The book then deals with a variety of areas in which we experience fear: fear of insignificance, fear of violence, fear of global crisis, fear of death, fear of the future. In each case, we are given some good Scriptural reminders of how God has made provision for these issues. Ultimately, the reminder is that God has given us Himself: just as Christ was in the boat with his disciples, He has promised to never leave nor forsake us. We know that, but need the reminder often. In enjoyed the repeated focus on prayer and God’s presence, the ultimate fear busters.

I was a bit disappointed in the chapter on the “fear of disappointing God.” He actually suggested that Adam and Eve’s original sin stemmed not from pride, but from fear.
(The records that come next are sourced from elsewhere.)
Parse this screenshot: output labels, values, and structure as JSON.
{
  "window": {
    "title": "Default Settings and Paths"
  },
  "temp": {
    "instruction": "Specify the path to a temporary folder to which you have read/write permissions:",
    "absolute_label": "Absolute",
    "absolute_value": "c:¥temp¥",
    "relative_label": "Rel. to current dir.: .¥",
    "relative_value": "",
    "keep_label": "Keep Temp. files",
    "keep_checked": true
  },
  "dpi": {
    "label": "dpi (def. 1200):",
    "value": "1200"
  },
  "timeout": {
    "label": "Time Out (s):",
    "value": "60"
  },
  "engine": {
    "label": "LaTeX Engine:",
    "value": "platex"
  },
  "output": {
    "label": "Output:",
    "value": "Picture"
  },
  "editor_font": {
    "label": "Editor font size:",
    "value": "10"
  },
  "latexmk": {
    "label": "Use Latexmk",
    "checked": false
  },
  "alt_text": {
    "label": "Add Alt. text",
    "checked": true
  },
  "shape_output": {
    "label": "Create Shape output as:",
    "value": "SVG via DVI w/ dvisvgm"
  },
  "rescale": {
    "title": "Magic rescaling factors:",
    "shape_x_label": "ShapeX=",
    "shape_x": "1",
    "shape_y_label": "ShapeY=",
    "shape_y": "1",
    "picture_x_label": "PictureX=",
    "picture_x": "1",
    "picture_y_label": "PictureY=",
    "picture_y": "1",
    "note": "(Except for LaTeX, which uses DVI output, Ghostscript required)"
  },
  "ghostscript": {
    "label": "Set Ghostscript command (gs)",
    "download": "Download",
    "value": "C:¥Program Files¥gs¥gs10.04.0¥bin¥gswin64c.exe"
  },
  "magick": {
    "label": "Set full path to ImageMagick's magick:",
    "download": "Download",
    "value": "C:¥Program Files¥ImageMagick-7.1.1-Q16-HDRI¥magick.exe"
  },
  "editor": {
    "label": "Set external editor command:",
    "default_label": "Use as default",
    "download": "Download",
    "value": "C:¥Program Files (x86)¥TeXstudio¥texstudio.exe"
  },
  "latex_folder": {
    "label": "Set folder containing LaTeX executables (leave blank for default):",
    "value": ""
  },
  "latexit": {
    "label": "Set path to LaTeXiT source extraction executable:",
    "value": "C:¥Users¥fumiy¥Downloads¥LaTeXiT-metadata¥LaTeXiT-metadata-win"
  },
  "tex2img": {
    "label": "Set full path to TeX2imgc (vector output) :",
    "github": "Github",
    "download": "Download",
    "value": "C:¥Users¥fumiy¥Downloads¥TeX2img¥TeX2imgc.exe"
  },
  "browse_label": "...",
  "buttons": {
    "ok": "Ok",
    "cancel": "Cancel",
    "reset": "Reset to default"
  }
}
He pushes the text a bit to make the point. And the truth is, that in our sin, we do disappoint God. So much so that it required the death of His Son to overcome the breach of relationship. But at the same time, I understand the point that those who are truly saved need to rest in the finished work of Christ, and not constantly live in fear that somehow we will do something to make God take back that salvation.

Likewise, I was a bit uneasy with one of the final chapter’s insistence that God cannot be defined by doctrine. I think I know what he’s saying; the whole “let’s not underestimate or limit God” kind of thing. But in truth, God has given us His Word to give us some “definition” of Himself, and that Word tells us to hold on to sound doctrine, to promote sound teaching, etc. We have to be careful not to open that door to wide so as to make anything and everything that claims to be “godly” acceptable.

Still, overall I enjoyed the reminders given here, and the group discussion guide at the end was certainly helpful. The whole thing could be summed up well by the quote from John Chrysostom shared by Lucado on p. 88: “What can I fear? Will it be death? But you know that Christ is my life, and that I shall gain by death. Will it be exile? But the earth and all its fullness is the Lord’s. Will it be the loss of wealth? But we have brought nothing into the world, and can carry nothing out. Thus all the terrors of the world are contemptible in my eyes; and I smile at all its good things. Poverty I do not fear; riches I do not sigh for. Death I do not shrink from.”

As Paul reminds us in Romans 8: “What then shall we say to these things? If God is for us, who can be against us? He who did not spare his own Son but gave him up for us all, how will he not also with him graciously give us all things? … Who shall separate us from the love of Christ? Shall tribulation, or distress, or persecution, or famine, or nakedness, or danger, or sword? … No, in all these things we are more than conquerors through him who loved us. For I am sure that neither death nor life, nor angels nor rulers, nor things present nor things to come, nor powers, nor height nor depth, nor anything else in all creation, will be able to separate us from the love of God in Christ Jesus our Lord.” (Rom 8:31-39)